| 11:53 am on Jul 18, 2014 (gmt 0)|
Did you use a header checker to make sure your 301 was setup properly?
| 12:04 pm on Jul 18, 2014 (gmt 0)|
Made some changes on my site recently that resulted in a great many 301 redirects and Google didn't seem to like that either. Seems to me like Google is treating sites like this as entirely new sites, making them start from scratch where rankings are concerned. Pages I made 8 years ago are ranking well but anything done in the last couple of years is buried.
| 12:04 pm on Jul 18, 2014 (gmt 0)|
Further to goodroi's question:
- How big is the site? I.e. how many URLs are now redirecting?
- How far ago have you made your changes?
- Has Google recrawled your old URLs to see that they are redirecting to https? If not, Google will have two URLs of each page until it recrawls the site and processes redirects
- I presume you are internally linking to https everywhere, and also that there is no mixture of secure and non-secure content on the page?
| 12:13 pm on Jul 18, 2014 (gmt 0)|
BTW, yes, I checked the headers and this is a site with millions of pages. I started a thread before doing this to see if the two-url scenario was going to be a problem. Didn't get much in the way of answers. Can't speak to the http vs https but I did have to check all internal links to make sure they're going to the right version of the URLS and that looks good. Change was made about 3 weeks ago now with site search showing about 400,000 new urls and just under 3 million old ones.
Mixed content issues is the main reason I haven't gone to https at this point yet and this experience is pretty much convincing me that if I tried it with a site this large, it will just invite another round of disaster.
| 12:23 pm on Jul 18, 2014 (gmt 0)|
welcome to WebmasterWorld, tacoro!
i would look for clues in GWT and also try "fetch as googlebot" to see how google sees your redirects.
| 2:20 pm on Jul 18, 2014 (gmt 0)|
I switched a couple of sites to all https several months ago - I think one of them was fine in a week, and the other one was closer to three weeks, but eventually they ended up where they were before. Didn't gain, didn't lose. Since the client isn't adding any content or improving them any, I don't think the https is going to help much, but it didn't hurt.

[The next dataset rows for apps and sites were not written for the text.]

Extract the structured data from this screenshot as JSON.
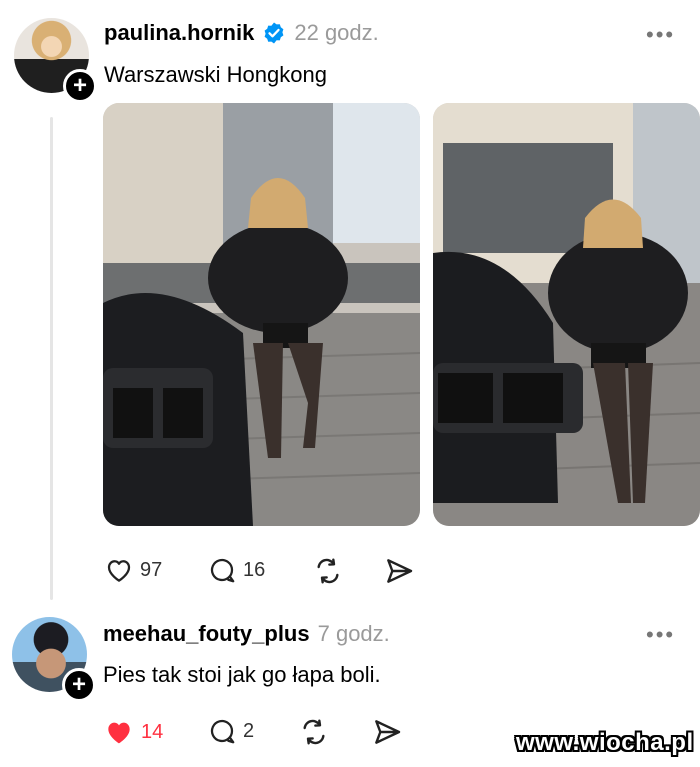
{
  "post": {
    "username": "paulina.hornik",
    "time": "22 godz.",
    "text": "Warszawski Hongkong",
    "more": "•••",
    "likes": "97",
    "comments": "16"
  },
  "reply": {
    "username": "meehau_fouty_plus",
    "time": "7 godz.",
    "text": "Pies tak stoi jak go łapa boli.",
    "more": "•••",
    "likes": "14",
    "comments": "2",
    "liked": true
  },
  "colors": {
    "verified": "#0095f6",
    "like_active": "#ff3040",
    "muted": "#9a9a9a"
  },
  "watermark": "www.wiocha.pl"
}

| 1:50 pm on Jul 19, 2014 (gmt 0)|
|According to the latest news on SEO I've read, Google is favoring sites that use https, so I bought a Godaddy SSL certificate for my web to run under https. |
1. Why would Google favor sites that use https?
2. What are the costs of an SSL certificate and other expenses needed to make the switch?
I'm not trying to suggest that Google is doing anything wrong, but am just wondering why there's a movement to https. I know it's supposed to be more secure, but are a lot of people doing it mainly for SEO purposes rather than security? And is it really needed for most individually-owned and operated sites?
| 5:09 pm on Jul 19, 2014 (gmt 0)|
Google is not currently favoring secure websites but this year Matt Cutts said if it was up to him he would give a ranking boost to them and he said it was an important trend.
Some SSL certificates are free, GoDaddy charges about $70 and some places charge much, much more.
Even without the comments from Google, there are privacy reasons and some customers prefer it so there is a general trend towards https. On your personal blog, there is less reason but if you are running a one person e-commerce startup site you should do it.
| 5:54 pm on Jul 19, 2014 (gmt 0)|
I'm guessing Godaddy uses SNI for SSL. I would check for Googlebot&SNI compatibility/issues.
|Mr Bo Jangles|
| 5:39 am on Jul 20, 2014 (gmt 0)|
Um, what sort of sites have "millions of pages" - it's beyond my comprehension. I suppose Wikipedia might be close...
| 2:47 pm on Jul 20, 2014 (gmt 0)|
|Um, what sort of sites have "millions of pages" |
Certainly not your average blog site. Manta states on it's website...
"Manta has 30,028,781 companies under Companies in the United States"
Each one of those companies has its own page. My site is small in comparison.